Wisconsin's Democratic Gov. Tony Evers is lashing out at Republicans who control the state Senate after they voted to fire his agriculture department secretary.
Evers watched the debate Tuesday from the floor of the Senate, a highly unusual move for a governor. Minutes after the Senate voted to fire the secretary, Evers told reporters he was "p.o.'d" and described the vote using an expletive.
Evers says Republicans were trying to send a signal to other Cabinet secretaries who haven't been confirmed to keep quiet.

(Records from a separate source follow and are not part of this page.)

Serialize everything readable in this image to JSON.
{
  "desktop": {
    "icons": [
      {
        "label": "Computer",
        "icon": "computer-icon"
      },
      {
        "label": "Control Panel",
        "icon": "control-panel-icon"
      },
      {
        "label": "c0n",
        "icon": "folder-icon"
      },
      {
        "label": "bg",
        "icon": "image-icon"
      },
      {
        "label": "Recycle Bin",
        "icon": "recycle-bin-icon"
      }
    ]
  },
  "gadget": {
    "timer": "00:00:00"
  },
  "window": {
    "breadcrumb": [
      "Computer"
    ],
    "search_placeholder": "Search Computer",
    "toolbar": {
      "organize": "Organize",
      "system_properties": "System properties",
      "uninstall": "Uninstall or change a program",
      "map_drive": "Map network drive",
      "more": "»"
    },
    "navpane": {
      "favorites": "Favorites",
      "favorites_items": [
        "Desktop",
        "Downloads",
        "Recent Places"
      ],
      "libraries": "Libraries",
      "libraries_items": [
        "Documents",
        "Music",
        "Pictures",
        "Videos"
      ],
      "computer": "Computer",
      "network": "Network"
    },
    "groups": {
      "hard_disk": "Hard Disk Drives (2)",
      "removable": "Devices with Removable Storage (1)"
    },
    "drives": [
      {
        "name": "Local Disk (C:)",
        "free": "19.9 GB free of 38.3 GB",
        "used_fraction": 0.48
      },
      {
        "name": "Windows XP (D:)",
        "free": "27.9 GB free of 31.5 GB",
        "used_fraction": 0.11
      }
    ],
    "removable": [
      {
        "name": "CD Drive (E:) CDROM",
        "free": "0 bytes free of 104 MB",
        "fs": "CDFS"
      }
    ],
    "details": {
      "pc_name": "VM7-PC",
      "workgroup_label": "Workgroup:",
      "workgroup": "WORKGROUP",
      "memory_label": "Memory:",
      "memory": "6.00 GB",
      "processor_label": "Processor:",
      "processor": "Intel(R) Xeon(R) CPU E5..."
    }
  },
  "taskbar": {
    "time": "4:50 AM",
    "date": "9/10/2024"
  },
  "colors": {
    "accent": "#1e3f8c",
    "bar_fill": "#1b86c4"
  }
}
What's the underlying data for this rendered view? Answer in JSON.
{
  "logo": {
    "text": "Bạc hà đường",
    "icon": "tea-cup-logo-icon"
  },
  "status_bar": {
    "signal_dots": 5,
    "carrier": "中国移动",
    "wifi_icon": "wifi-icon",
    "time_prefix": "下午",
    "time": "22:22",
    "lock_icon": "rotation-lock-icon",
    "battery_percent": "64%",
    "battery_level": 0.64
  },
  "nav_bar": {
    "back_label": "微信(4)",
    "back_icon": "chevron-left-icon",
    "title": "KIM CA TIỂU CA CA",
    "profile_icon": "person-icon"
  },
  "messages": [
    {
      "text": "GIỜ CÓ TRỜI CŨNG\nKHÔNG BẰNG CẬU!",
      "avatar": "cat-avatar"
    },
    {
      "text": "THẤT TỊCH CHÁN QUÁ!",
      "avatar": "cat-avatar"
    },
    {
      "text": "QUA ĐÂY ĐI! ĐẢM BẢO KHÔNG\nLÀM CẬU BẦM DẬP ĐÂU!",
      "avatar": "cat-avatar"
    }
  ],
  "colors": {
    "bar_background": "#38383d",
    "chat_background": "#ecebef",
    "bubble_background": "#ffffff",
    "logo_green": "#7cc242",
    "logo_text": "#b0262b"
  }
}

Evers says he won't tell his Cabinet secretaries to remain quiet in order to protect their jobs.
Republicans were unhappy with the agriculture secretary, Brad Pfaff, because of critical comments he made about the Legislature and his efforts to change rules designed to lessen the impact of the stench of manure on neighbors of farmers.
The Wisconsin Senate has voted to fire the state agriculture secretary , who was appointed by Democratic Gov. Tony Evers.
Evers watched the vote Tuesday from the floor of the Senate, a highly unusual appearance by the governor during legislative debate.
The move to oust Brad Pfaff is the latest skirmish in a series of battles between the Republican-controlled Legislature and Evers, who took office in January.
The Senate voted 19-14 to reject Pfaff's confirmation. All 19 Republicans voted to fire Pfaff, while all 14 Democrats in voting to keep him on the job.
The Senate hasn't voted to reject a governor's Cabinet appointee since at least 1987, the farthest back the Legislative Reference Bureau has records. No one has cited any examples prior to that.
Wisconsin's Republican-controlled Senate is scheduled to vote on whether to fire the state agriculture secretary appointed by Democratic Gov. Tony Evers.
The Senate was to vote Tuesday on the appointment of Brad Pfaff as agriculture secretary. Evers' administration, industry groups and Democrats were urging Republicans to confirm Pfaff and allow him to continue in the job he's held since January.
But Republicans who control the Senate show no signs of budging.
Republican Senate Majority Leader Scott Fitzgerald has raised concerns with Pfaff pushing a new manure siting rule opposed by many agriculture industry groups that was designed to lessen the impact of the stench of manure.
The Senate hasn't voted to reject a governor's Cabinet appointee since at least 1987, the farthest back the Legislative Reference Bureau has records.